───── Data records ─────
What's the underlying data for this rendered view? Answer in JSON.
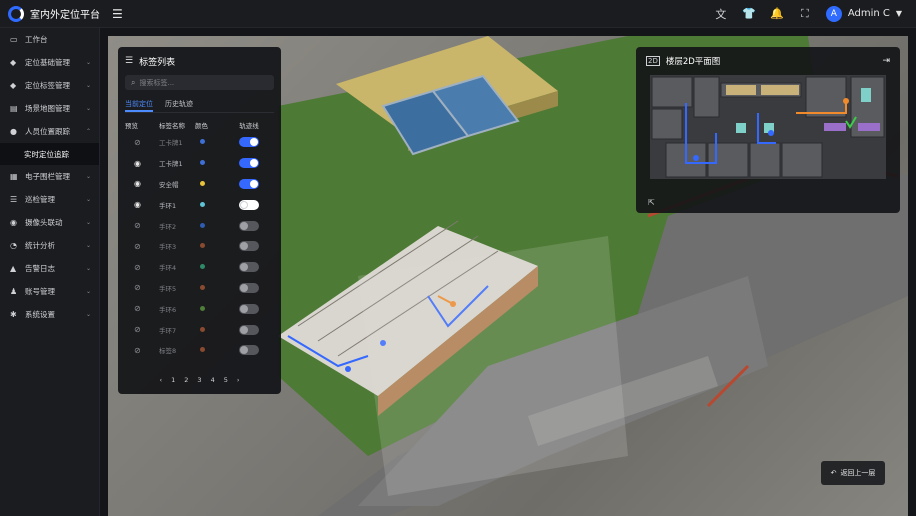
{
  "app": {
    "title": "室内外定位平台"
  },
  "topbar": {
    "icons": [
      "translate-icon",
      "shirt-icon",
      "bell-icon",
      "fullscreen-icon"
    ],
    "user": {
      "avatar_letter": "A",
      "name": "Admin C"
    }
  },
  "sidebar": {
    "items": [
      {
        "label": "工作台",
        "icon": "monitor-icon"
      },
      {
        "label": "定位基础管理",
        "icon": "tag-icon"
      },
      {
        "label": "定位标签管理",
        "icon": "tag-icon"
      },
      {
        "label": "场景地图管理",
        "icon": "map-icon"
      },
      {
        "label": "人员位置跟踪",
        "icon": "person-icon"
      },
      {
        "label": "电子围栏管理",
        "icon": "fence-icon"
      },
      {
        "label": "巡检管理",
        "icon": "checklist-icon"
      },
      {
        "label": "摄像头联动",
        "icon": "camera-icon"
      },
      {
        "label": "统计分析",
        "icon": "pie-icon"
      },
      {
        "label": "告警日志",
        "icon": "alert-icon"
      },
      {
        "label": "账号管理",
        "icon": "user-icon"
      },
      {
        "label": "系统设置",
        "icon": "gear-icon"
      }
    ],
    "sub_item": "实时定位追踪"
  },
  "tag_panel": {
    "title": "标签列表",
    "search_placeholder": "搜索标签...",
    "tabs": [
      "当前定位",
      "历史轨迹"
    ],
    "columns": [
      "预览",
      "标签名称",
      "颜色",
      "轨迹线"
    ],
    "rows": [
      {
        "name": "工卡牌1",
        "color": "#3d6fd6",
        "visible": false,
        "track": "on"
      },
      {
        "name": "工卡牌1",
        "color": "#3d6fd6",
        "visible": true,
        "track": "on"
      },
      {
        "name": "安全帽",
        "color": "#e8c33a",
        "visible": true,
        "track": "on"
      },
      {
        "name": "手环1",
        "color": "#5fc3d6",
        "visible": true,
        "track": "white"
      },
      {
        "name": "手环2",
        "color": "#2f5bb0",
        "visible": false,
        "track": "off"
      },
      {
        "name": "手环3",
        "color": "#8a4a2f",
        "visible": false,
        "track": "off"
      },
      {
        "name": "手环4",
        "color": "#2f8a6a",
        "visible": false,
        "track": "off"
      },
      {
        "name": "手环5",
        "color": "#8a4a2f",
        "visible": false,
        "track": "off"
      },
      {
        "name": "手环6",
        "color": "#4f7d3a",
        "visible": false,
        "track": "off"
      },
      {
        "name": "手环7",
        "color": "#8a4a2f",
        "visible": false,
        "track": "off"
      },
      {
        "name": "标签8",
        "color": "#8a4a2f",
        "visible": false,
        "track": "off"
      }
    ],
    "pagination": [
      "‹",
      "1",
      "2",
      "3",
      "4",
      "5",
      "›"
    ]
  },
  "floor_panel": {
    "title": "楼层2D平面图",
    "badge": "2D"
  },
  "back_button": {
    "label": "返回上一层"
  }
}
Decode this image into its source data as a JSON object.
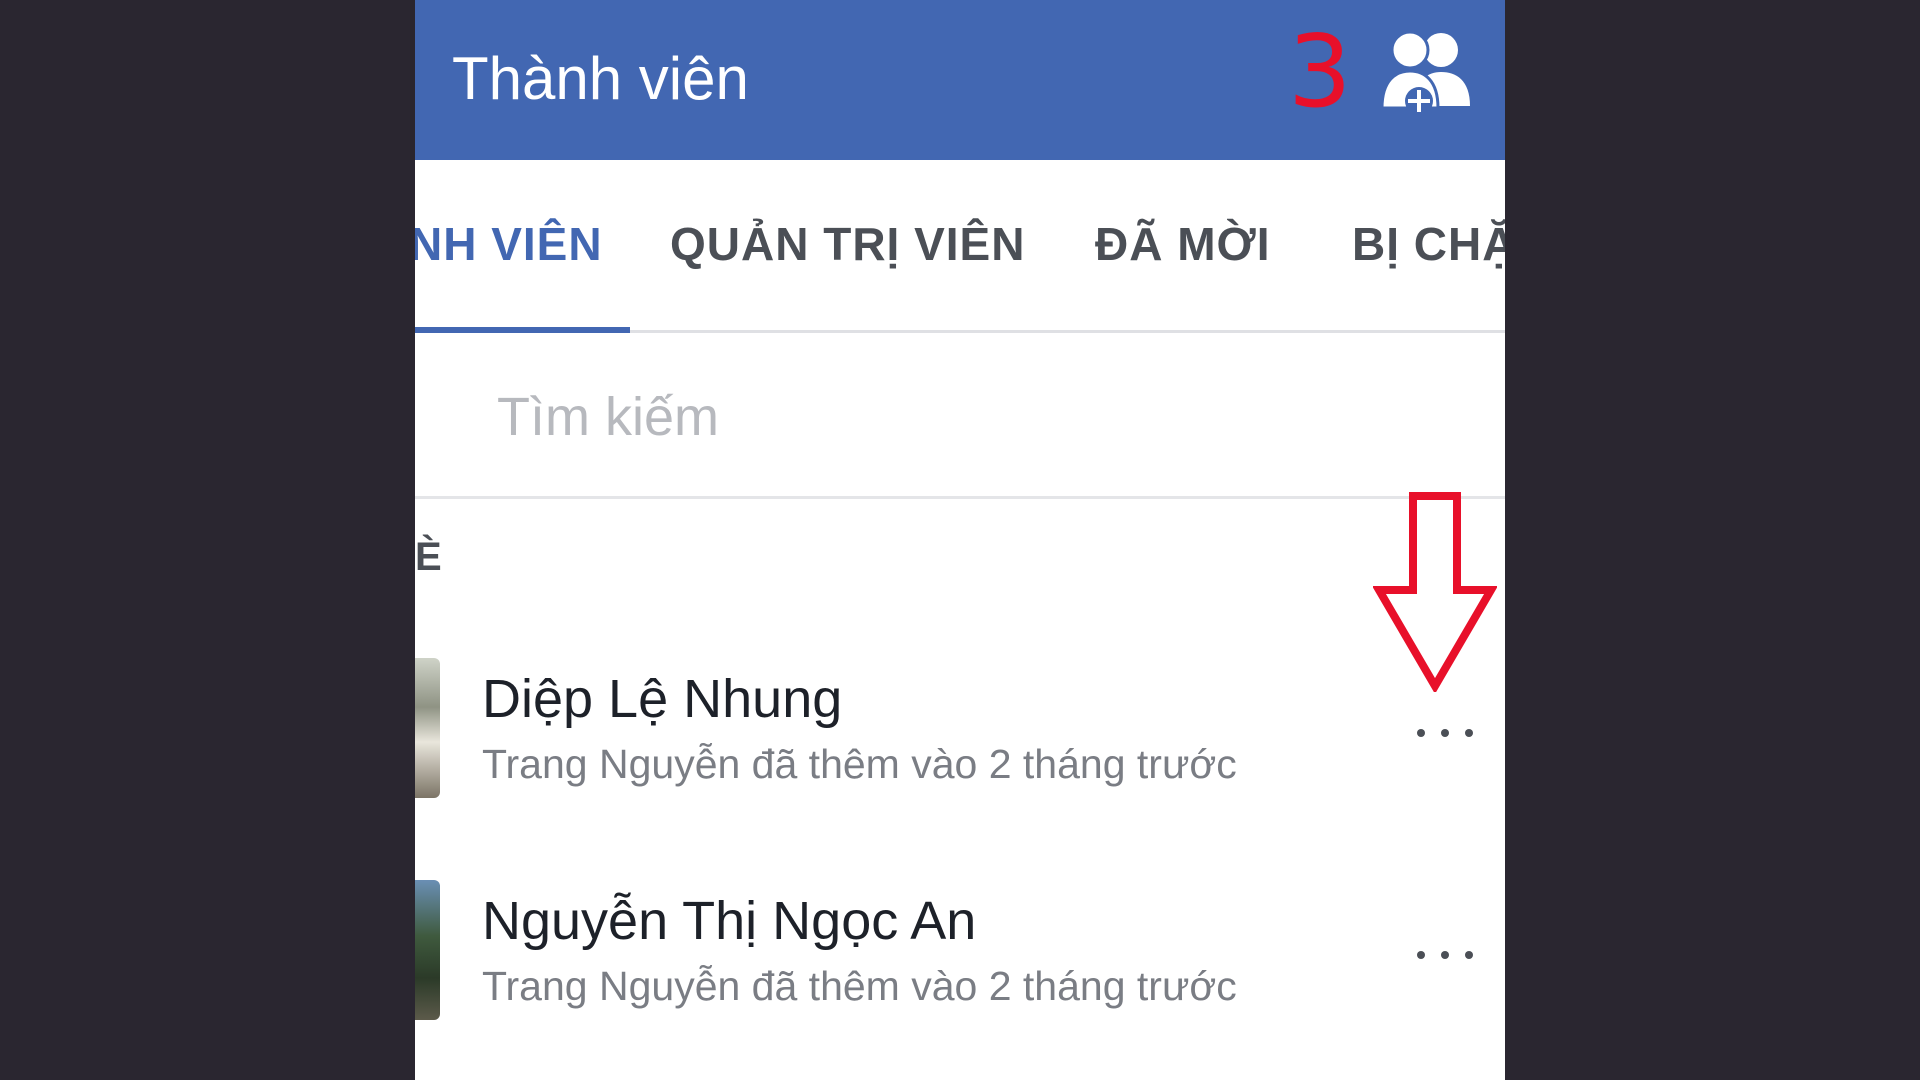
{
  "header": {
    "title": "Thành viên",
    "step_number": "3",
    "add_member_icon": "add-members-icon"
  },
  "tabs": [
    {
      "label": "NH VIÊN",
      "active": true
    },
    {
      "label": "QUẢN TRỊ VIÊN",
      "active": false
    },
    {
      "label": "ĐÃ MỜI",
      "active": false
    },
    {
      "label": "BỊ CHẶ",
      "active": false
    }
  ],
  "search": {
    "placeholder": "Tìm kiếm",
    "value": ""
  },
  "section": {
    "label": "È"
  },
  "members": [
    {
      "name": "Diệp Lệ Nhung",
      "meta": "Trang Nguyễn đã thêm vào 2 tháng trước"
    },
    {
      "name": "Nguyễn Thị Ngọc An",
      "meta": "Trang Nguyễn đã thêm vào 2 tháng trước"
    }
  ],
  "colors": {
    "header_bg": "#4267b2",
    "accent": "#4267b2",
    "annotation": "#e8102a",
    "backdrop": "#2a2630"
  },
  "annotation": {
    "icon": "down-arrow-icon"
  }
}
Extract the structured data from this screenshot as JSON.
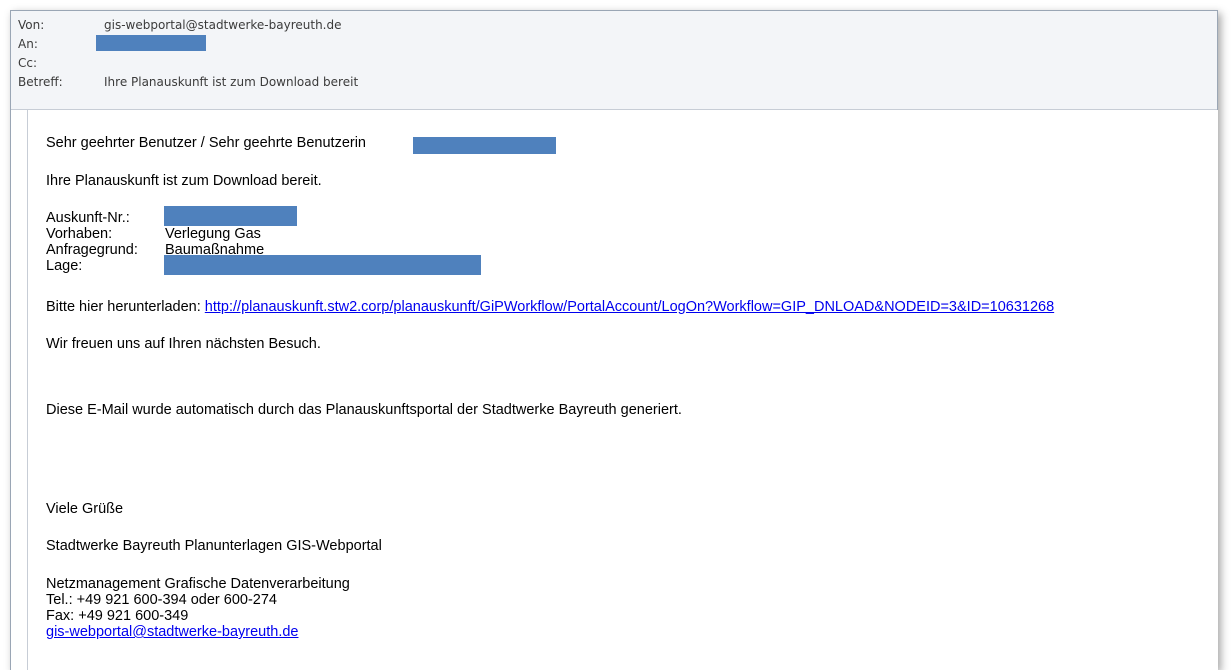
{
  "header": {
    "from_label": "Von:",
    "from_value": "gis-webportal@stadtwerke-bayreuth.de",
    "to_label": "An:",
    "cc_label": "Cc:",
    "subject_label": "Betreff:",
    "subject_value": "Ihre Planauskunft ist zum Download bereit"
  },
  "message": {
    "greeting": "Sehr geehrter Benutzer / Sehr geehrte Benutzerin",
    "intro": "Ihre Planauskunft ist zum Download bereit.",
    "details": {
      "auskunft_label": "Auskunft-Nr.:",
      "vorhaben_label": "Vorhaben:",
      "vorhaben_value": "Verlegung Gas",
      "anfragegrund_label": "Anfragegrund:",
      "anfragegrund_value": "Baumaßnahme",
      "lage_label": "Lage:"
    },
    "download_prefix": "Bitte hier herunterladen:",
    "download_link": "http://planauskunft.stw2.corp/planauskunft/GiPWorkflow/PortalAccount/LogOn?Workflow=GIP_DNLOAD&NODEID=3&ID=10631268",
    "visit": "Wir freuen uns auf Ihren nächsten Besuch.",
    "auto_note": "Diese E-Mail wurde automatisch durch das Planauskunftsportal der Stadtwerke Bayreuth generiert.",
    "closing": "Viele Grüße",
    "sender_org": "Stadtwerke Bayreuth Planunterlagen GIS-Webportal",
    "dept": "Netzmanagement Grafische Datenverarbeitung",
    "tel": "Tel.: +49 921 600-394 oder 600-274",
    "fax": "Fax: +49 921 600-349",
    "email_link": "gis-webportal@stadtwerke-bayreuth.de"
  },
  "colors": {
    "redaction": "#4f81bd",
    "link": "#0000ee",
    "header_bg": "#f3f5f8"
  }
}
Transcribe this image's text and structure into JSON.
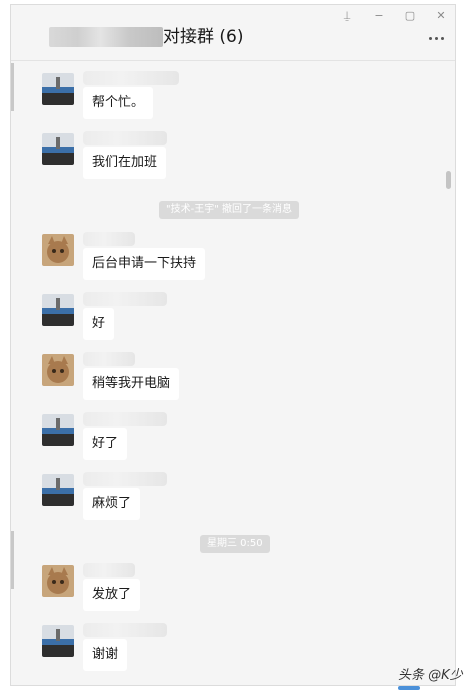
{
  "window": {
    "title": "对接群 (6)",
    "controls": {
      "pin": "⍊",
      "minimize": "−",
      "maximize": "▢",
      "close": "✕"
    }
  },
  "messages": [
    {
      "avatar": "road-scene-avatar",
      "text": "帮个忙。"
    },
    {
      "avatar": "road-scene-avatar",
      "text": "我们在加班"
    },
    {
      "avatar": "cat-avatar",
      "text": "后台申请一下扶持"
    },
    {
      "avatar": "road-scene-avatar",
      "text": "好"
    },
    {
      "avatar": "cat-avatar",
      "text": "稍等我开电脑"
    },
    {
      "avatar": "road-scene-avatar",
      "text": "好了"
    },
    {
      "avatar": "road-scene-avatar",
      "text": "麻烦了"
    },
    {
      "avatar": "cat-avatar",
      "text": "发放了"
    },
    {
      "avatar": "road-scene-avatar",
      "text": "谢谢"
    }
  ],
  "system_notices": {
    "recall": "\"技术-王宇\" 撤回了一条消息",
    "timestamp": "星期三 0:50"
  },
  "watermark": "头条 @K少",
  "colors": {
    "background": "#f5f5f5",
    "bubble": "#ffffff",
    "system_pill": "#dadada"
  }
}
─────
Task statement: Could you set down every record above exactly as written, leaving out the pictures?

Response box:
What's the underlying data for this rendered view? Answer in JSON.
{
  "app": {
    "title": "室内外定位平台"
  },
  "topbar": {
    "icons": [
      "translate-icon",
      "shirt-icon",
      "bell-icon",
      "fullscreen-icon"
    ],
    "user": {
      "avatar_letter": "A",
      "name": "Admin C"
    }
  },
  "sidebar": {
    "items": [
      {
        "label": "工作台",
        "icon": "monitor-icon"
      },
      {
        "label": "定位基础管理",
        "icon": "tag-icon"
      },
      {
        "label": "定位标签管理",
        "icon": "tag-icon"
      },
      {
        "label": "场景地图管理",
        "icon": "map-icon"
      },
      {
        "label": "人员位置跟踪",
        "icon": "person-icon"
      },
      {
        "label": "电子围栏管理",
        "icon": "fence-icon"
      },
      {
        "label": "巡检管理",
        "icon": "checklist-icon"
      },
      {
        "label": "摄像头联动",
        "icon": "camera-icon"
      },
      {
        "label": "统计分析",
        "icon": "pie-icon"
      },
      {
        "label": "告警日志",
        "icon": "alert-icon"
      },
      {
        "label": "账号管理",
        "icon": "user-icon"
      },
      {
        "label": "系统设置",
        "icon": "gear-icon"
      }
    ],
    "sub_item": "实时定位追踪"
  },
  "tag_panel": {
    "title": "标签列表",
    "search_placeholder": "搜索标签...",
    "tabs": [
      "当前定位",
      "历史轨迹"
    ],
    "columns": [
      "预览",
      "标签名称",
      "颜色",
      "轨迹线"
    ],
    "rows": [
      {
        "name": "工卡牌1",
        "color": "#3d6fd6",
        "visible": false,
        "track": "on"
      },
      {
        "name": "工卡牌1",
        "color": "#3d6fd6",
        "visible": true,
        "track": "on"
      },
      {
        "name": "安全帽",
        "color": "#e8c33a",
        "visible": true,
        "track": "on"
      },
      {
        "name": "手环1",
        "color": "#5fc3d6",
        "visible": true,
        "track": "white"
      },
      {
        "name": "手环2",
        "color": "#2f5bb0",
        "visible": false,
        "track": "off"
      },
      {
        "name": "手环3",
        "color": "#8a4a2f",
        "visible": false,
        "track": "off"
      },
      {
        "name": "手环4",
        "color": "#2f8a6a",
        "visible": false,
        "track": "off"
      },
      {
        "name": "手环5",
        "color": "#8a4a2f",
        "visible": false,
        "track": "off"
      },
      {
        "name": "手环6",
        "color": "#4f7d3a",
        "visible": false,
        "track": "off"
      },
      {
        "name": "手环7",
        "color": "#8a4a2f",
        "visible": false,
        "track": "off"
      },
      {
        "name": "标签8",
        "color": "#8a4a2f",
        "visible": false,
        "track": "off"
      }
    ],
    "pagination": [
      "‹",
      "1",
      "2",
      "3",
      "4",
      "5",
      "›"
    ]
  },
  "floor_panel": {
    "title": "楼层2D平面图",
    "badge": "2D"
  },
  "back_button": {
    "label": "返回上一层"
  }
}
Decode this image into its source data as a JSON object.
{
  "header": {
    "title": "Thành viên",
    "step_number": "3",
    "add_member_icon": "add-members-icon"
  },
  "tabs": [
    {
      "label": "NH VIÊN",
      "active": true
    },
    {
      "label": "QUẢN TRỊ VIÊN",
      "active": false
    },
    {
      "label": "ĐÃ MỜI",
      "active": false
    },
    {
      "label": "BỊ CHẶ",
      "active": false
    }
  ],
  "search": {
    "placeholder": "Tìm kiếm",
    "value": ""
  },
  "section": {
    "label": "È"
  },
  "members": [
    {
      "name": "Diệp Lệ Nhung",
      "meta": "Trang Nguyễn đã thêm vào 2 tháng trước"
    },
    {
      "name": "Nguyễn Thị Ngọc An",
      "meta": "Trang Nguyễn đã thêm vào 2 tháng trước"
    }
  ],
  "colors": {
    "header_bg": "#4267b2",
    "accent": "#4267b2",
    "annotation": "#e8102a",
    "backdrop": "#2a2630"
  },
  "annotation": {
    "icon": "down-arrow-icon"
  }
}
Extract the structured data from this screenshot as JSON.
{
  "header": {
    "from_label": "Von:",
    "from_value": "gis-webportal@stadtwerke-bayreuth.de",
    "to_label": "An:",
    "cc_label": "Cc:",
    "subject_label": "Betreff:",
    "subject_value": "Ihre Planauskunft ist zum Download bereit"
  },
  "message": {
    "greeting": "Sehr geehrter Benutzer / Sehr geehrte Benutzerin",
    "intro": "Ihre Planauskunft ist zum Download bereit.",
    "details": {
      "auskunft_label": "Auskunft-Nr.:",
      "vorhaben_label": "Vorhaben:",
      "vorhaben_value": "Verlegung Gas",
      "anfragegrund_label": "Anfragegrund:",
      "anfragegrund_value": "Baumaßnahme",
      "lage_label": "Lage:"
    },
    "download_prefix": "Bitte hier herunterladen:",
    "download_link": "http://planauskunft.stw2.corp/planauskunft/GiPWorkflow/PortalAccount/LogOn?Workflow=GIP_DNLOAD&NODEID=3&ID=10631268",
    "visit": "Wir freuen uns auf Ihren nächsten Besuch.",
    "auto_note": "Diese E-Mail wurde automatisch durch das Planauskunftsportal der Stadtwerke Bayreuth generiert.",
    "closing": "Viele Grüße",
    "sender_org": "Stadtwerke Bayreuth Planunterlagen GIS-Webportal",
    "dept": "Netzmanagement Grafische Datenverarbeitung",
    "tel": "Tel.: +49 921 600-394 oder 600-274",
    "fax": "Fax: +49 921 600-349",
    "email_link": "gis-webportal@stadtwerke-bayreuth.de"
  },
  "colors": {
    "redaction": "#4f81bd",
    "link": "#0000ee",
    "header_bg": "#f3f5f8"
  }
}
Transcribe this image's text and structure into JSON.
{
  "window": {
    "title": "对接群 (6)",
    "controls": {
      "pin": "⍊",
      "minimize": "−",
      "maximize": "▢",
      "close": "✕"
    }
  },
  "messages": [
    {
      "avatar": "road-scene-avatar",
      "text": "帮个忙。"
    },
    {
      "avatar": "road-scene-avatar",
      "text": "我们在加班"
    },
    {
      "avatar": "cat-avatar",
      "text": "后台申请一下扶持"
    },
    {
      "avatar": "road-scene-avatar",
      "text": "好"
    },
    {
      "avatar": "cat-avatar",
      "text": "稍等我开电脑"
    },
    {
      "avatar": "road-scene-avatar",
      "text": "好了"
    },
    {
      "avatar": "road-scene-avatar",
      "text": "麻烦了"
    },
    {
      "avatar": "cat-avatar",
      "text": "发放了"
    },
    {
      "avatar": "road-scene-avatar",
      "text": "谢谢"
    }
  ],
  "system_notices": {
    "recall": "\"技术-王宇\" 撤回了一条消息",
    "timestamp": "星期三 0:50"
  },
  "watermark": "头条 @K少",
  "colors": {
    "background": "#f5f5f5",
    "bubble": "#ffffff",
    "system_pill": "#dadada"
  }
}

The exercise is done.